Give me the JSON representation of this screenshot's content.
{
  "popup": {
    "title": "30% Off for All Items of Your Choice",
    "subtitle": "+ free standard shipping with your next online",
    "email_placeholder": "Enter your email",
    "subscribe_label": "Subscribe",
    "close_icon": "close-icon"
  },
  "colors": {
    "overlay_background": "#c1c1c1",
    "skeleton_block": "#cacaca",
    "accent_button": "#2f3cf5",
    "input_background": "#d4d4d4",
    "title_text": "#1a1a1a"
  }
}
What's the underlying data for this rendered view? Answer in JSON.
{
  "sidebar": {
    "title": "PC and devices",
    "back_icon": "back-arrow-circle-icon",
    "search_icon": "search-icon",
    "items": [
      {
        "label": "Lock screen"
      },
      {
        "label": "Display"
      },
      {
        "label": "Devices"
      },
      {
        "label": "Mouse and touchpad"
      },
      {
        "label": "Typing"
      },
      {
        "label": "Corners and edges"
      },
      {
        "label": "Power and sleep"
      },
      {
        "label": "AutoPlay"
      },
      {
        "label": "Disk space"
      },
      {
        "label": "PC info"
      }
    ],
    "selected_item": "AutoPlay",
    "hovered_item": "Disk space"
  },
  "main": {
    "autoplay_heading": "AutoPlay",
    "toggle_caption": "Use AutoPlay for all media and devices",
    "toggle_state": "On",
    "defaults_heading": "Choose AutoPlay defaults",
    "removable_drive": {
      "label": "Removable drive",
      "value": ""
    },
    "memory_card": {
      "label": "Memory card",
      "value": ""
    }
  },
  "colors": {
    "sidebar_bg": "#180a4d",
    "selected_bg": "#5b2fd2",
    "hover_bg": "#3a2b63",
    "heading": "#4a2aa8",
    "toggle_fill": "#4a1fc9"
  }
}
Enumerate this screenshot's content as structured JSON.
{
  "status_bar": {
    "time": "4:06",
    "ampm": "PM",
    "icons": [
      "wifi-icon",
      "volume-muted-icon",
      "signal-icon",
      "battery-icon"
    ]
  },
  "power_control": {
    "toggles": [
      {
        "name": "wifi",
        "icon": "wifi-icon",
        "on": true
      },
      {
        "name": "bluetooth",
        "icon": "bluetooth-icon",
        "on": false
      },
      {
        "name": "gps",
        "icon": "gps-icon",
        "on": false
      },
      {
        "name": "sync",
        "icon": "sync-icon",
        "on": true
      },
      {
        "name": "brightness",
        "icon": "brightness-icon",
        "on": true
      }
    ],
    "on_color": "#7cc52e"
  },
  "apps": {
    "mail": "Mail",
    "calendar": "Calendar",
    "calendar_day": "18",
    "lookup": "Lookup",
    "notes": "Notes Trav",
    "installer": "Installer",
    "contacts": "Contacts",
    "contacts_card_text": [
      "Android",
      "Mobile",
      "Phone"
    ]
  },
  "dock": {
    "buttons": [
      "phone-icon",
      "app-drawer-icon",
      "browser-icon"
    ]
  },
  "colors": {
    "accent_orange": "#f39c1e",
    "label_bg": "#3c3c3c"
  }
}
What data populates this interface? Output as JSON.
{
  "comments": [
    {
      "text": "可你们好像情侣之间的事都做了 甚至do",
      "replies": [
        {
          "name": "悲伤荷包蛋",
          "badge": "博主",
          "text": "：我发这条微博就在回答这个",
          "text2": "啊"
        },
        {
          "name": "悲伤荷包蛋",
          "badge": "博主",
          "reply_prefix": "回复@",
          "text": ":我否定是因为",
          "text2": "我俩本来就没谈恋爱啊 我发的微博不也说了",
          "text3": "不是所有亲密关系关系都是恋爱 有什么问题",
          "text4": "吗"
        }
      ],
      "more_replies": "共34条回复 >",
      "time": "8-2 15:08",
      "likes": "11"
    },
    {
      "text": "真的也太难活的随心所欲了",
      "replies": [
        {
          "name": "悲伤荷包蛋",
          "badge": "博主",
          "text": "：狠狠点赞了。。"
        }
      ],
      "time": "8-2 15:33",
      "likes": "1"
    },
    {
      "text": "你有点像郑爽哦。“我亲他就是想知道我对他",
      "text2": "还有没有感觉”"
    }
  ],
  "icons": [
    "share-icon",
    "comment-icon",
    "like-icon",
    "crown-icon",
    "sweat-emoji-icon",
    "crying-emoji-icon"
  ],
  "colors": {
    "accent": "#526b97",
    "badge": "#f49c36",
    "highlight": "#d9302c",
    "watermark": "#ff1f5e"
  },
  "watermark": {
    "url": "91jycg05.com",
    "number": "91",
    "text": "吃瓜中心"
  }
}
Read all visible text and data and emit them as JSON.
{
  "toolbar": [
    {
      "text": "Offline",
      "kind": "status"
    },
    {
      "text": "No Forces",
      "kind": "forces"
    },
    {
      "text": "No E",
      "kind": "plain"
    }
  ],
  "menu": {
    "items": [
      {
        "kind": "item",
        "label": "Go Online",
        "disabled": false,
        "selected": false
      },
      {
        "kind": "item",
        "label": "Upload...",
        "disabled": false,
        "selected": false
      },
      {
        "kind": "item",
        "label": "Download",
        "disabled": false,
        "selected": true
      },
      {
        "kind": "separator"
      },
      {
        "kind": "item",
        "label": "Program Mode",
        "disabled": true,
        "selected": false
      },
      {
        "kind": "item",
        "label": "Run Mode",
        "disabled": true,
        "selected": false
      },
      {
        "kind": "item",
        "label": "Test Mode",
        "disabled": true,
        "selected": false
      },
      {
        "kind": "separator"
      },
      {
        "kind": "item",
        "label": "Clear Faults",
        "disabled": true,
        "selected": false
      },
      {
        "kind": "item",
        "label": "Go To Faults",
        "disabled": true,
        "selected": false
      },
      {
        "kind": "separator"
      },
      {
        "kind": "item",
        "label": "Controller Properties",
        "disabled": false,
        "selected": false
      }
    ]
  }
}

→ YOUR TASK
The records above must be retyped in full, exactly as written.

→ ANSWER TO THIS PROBLEM
Give me the JSON representation of this screenshot's content.
{
  "popup": {
    "title": "30% Off for All Items of Your Choice",
    "subtitle": "+ free standard shipping with your next online",
    "email_placeholder": "Enter your email",
    "subscribe_label": "Subscribe",
    "close_icon": "close-icon"
  },
  "colors": {
    "overlay_background": "#c1c1c1",
    "skeleton_block": "#cacaca",
    "accent_button": "#2f3cf5",
    "input_background": "#d4d4d4",
    "title_text": "#1a1a1a"
  }
}
What's the underlying data for this rendered view? Answer in JSON.
{
  "sidebar": {
    "title": "PC and devices",
    "back_icon": "back-arrow-circle-icon",
    "search_icon": "search-icon",
    "items": [
      {
        "label": "Lock screen"
      },
      {
        "label": "Display"
      },
      {
        "label": "Devices"
      },
      {
        "label": "Mouse and touchpad"
      },
      {
        "label": "Typing"
      },
      {
        "label": "Corners and edges"
      },
      {
        "label": "Power and sleep"
      },
      {
        "label": "AutoPlay"
      },
      {
        "label": "Disk space"
      },
      {
        "label": "PC info"
      }
    ],
    "selected_item": "AutoPlay",
    "hovered_item": "Disk space"
  },
  "main": {
    "autoplay_heading": "AutoPlay",
    "toggle_caption": "Use AutoPlay for all media and devices",
    "toggle_state": "On",
    "defaults_heading": "Choose AutoPlay defaults",
    "removable_drive": {
      "label": "Removable drive",
      "value": ""
    },
    "memory_card": {
      "label": "Memory card",
      "value": ""
    }
  },
  "colors": {
    "sidebar_bg": "#180a4d",
    "selected_bg": "#5b2fd2",
    "hover_bg": "#3a2b63",
    "heading": "#4a2aa8",
    "toggle_fill": "#4a1fc9"
  }
}
Enumerate this screenshot's content as structured JSON.
{
  "status_bar": {
    "time": "4:06",
    "ampm": "PM",
    "icons": [
      "wifi-icon",
      "volume-muted-icon",
      "signal-icon",
      "battery-icon"
    ]
  },
  "power_control": {
    "toggles": [
      {
        "name": "wifi",
        "icon": "wifi-icon",
        "on": true
      },
      {
        "name": "bluetooth",
        "icon": "bluetooth-icon",
        "on": false
      },
      {
        "name": "gps",
        "icon": "gps-icon",
        "on": false
      },
      {
        "name": "sync",
        "icon": "sync-icon",
        "on": true
      },
      {
        "name": "brightness",
        "icon": "brightness-icon",
        "on": true
      }
    ],
    "on_color": "#7cc52e"
  },
  "apps": {
    "mail": "Mail",
    "calendar": "Calendar",
    "calendar_day": "18",
    "lookup": "Lookup",
    "notes": "Notes Trav",
    "installer": "Installer",
    "contacts": "Contacts",
    "contacts_card_text": [
      "Android",
      "Mobile",
      "Phone"
    ]
  },
  "dock": {
    "buttons": [
      "phone-icon",
      "app-drawer-icon",
      "browser-icon"
    ]
  },
  "colors": {
    "accent_orange": "#f39c1e",
    "label_bg": "#3c3c3c"
  }
}
What data populates this interface? Output as JSON.
{
  "comments": [
    {
      "text": "可你们好像情侣之间的事都做了 甚至do",
      "replies": [
        {
          "name": "悲伤荷包蛋",
          "badge": "博主",
          "text": "：我发这条微博就在回答这个",
          "text2": "啊"
        },
        {
          "name": "悲伤荷包蛋",
          "badge": "博主",
          "reply_prefix": "回复@",
          "text": ":我否定是因为",
          "text2": "我俩本来就没谈恋爱啊 我发的微博不也说了",
          "text3": "不是所有亲密关系关系都是恋爱 有什么问题",
          "text4": "吗"
        }
      ],
      "more_replies": "共34条回复 >",
      "time": "8-2 15:08",
      "likes": "11"
    },
    {
      "text": "真的也太难活的随心所欲了",
      "replies": [
        {
          "name": "悲伤荷包蛋",
          "badge": "博主",
          "text": "：狠狠点赞了。。"
        }
      ],
      "time": "8-2 15:33",
      "likes": "1"
    },
    {
      "text": "你有点像郑爽哦。“我亲他就是想知道我对他",
      "text2": "还有没有感觉”"
    }
  ],
  "icons": [
    "share-icon",
    "comment-icon",
    "like-icon",
    "crown-icon",
    "sweat-emoji-icon",
    "crying-emoji-icon"
  ],
  "colors": {
    "accent": "#526b97",
    "badge": "#f49c36",
    "highlight": "#d9302c",
    "watermark": "#ff1f5e"
  },
  "watermark": {
    "url": "91jycg05.com",
    "number": "91",
    "text": "吃瓜中心"
  }
}
Read all visible text and data and emit them as JSON.
{
  "toolbar": [
    {
      "text": "Offline",
      "kind": "status"
    },
    {
      "text": "No Forces",
      "kind": "forces"
    },
    {
      "text": "No E",
      "kind": "plain"
    }
  ],
  "menu": {
    "items": [
      {
        "kind": "item",
        "label": "Go Online",
        "disabled": false,
        "selected": false
      },
      {
        "kind": "item",
        "label": "Upload...",
        "disabled": false,
        "selected": false
      },
      {
        "kind": "item",
        "label": "Download",
        "disabled": false,
        "selected": true
      },
      {
        "kind": "separator"
      },
      {
        "kind": "item",
        "label": "Program Mode",
        "disabled": true,
        "selected": false
      },
      {
        "kind": "item",
        "label": "Run Mode",
        "disabled": true,
        "selected": false
      },
      {
        "kind": "item",
        "label": "Test Mode",
        "disabled": true,
        "selected": false
      },
      {
        "kind": "separator"
      },
      {
        "kind": "item",
        "label": "Clear Faults",
        "disabled": true,
        "selected": false
      },
      {
        "kind": "item",
        "label": "Go To Faults",
        "disabled": true,
        "selected": false
      },
      {
        "kind": "separator"
      },
      {
        "kind": "item",
        "label": "Controller Properties",
        "disabled": false,
        "selected": false
      }
    ]
  }
}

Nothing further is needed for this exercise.